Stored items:

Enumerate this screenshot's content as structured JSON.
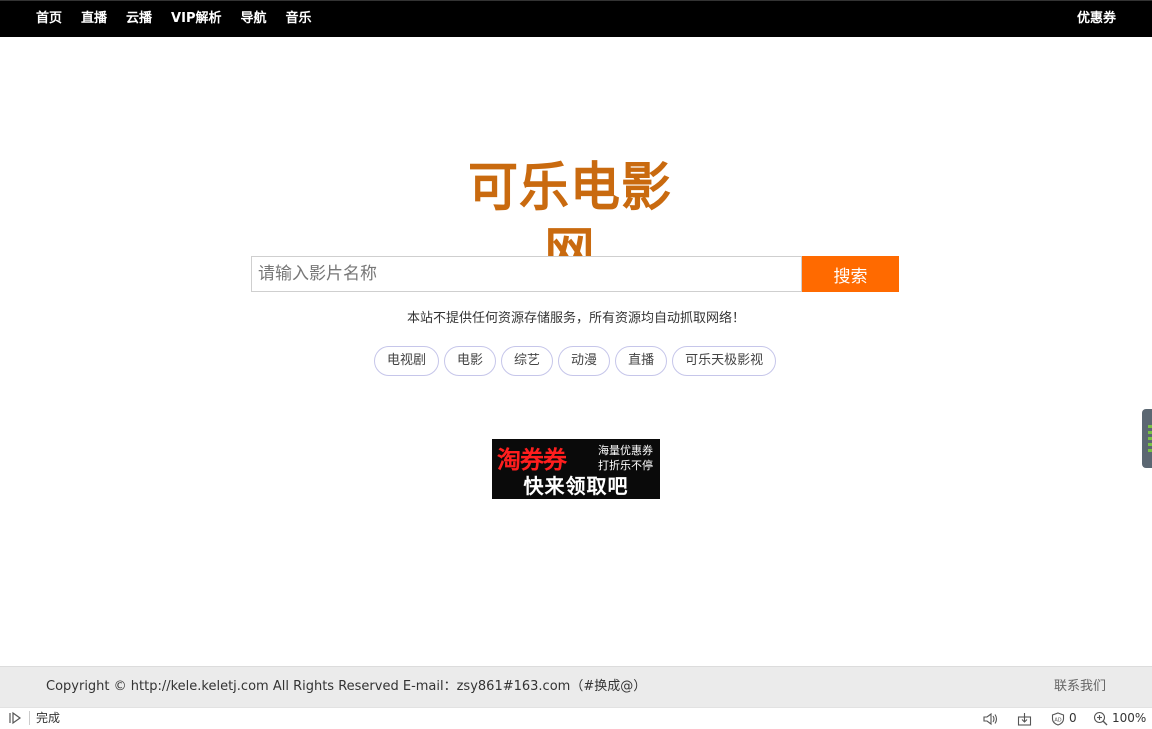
{
  "nav": {
    "items": [
      "首页",
      "直播",
      "云播",
      "VIP解析",
      "导航",
      "音乐"
    ],
    "right_link": "优惠券"
  },
  "logo": {
    "text": "可乐电影网",
    "color": "#c96a0f"
  },
  "search": {
    "placeholder": "请输入影片名称",
    "value": "",
    "button_label": "搜索",
    "button_color": "#ff6a00"
  },
  "notice": "本站不提供任何资源存储服务，所有资源均自动抓取网络！",
  "tags": [
    "电视剧",
    "电影",
    "综艺",
    "动漫",
    "直播",
    "可乐天极影视"
  ],
  "promo": {
    "headline": "淘券券",
    "line1": "海量优惠券",
    "line2": "打折乐不停",
    "tagline": "快来领取吧"
  },
  "footer": {
    "copyright": "Copyright © http://kele.keletj.com All Rights Reserved E-mail：zsy861#163.com（#换成@）",
    "contact": "联系我们"
  },
  "statusbar": {
    "status": "完成",
    "ad_count": "0",
    "zoom": "100%"
  }
}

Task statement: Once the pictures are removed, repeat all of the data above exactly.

Solution for this problem:
Enumerate this screenshot's content as structured JSON.
{
  "nav": {
    "items": [
      "首页",
      "直播",
      "云播",
      "VIP解析",
      "导航",
      "音乐"
    ],
    "right_link": "优惠券"
  },
  "logo": {
    "text": "可乐电影网",
    "color": "#c96a0f"
  },
  "search": {
    "placeholder": "请输入影片名称",
    "value": "",
    "button_label": "搜索",
    "button_color": "#ff6a00"
  },
  "notice": "本站不提供任何资源存储服务，所有资源均自动抓取网络！",
  "tags": [
    "电视剧",
    "电影",
    "综艺",
    "动漫",
    "直播",
    "可乐天极影视"
  ],
  "promo": {
    "headline": "淘券券",
    "line1": "海量优惠券",
    "line2": "打折乐不停",
    "tagline": "快来领取吧"
  },
  "footer": {
    "copyright": "Copyright © http://kele.keletj.com All Rights Reserved E-mail：zsy861#163.com（#换成@）",
    "contact": "联系我们"
  },
  "statusbar": {
    "status": "完成",
    "ad_count": "0",
    "zoom": "100%"
  }
}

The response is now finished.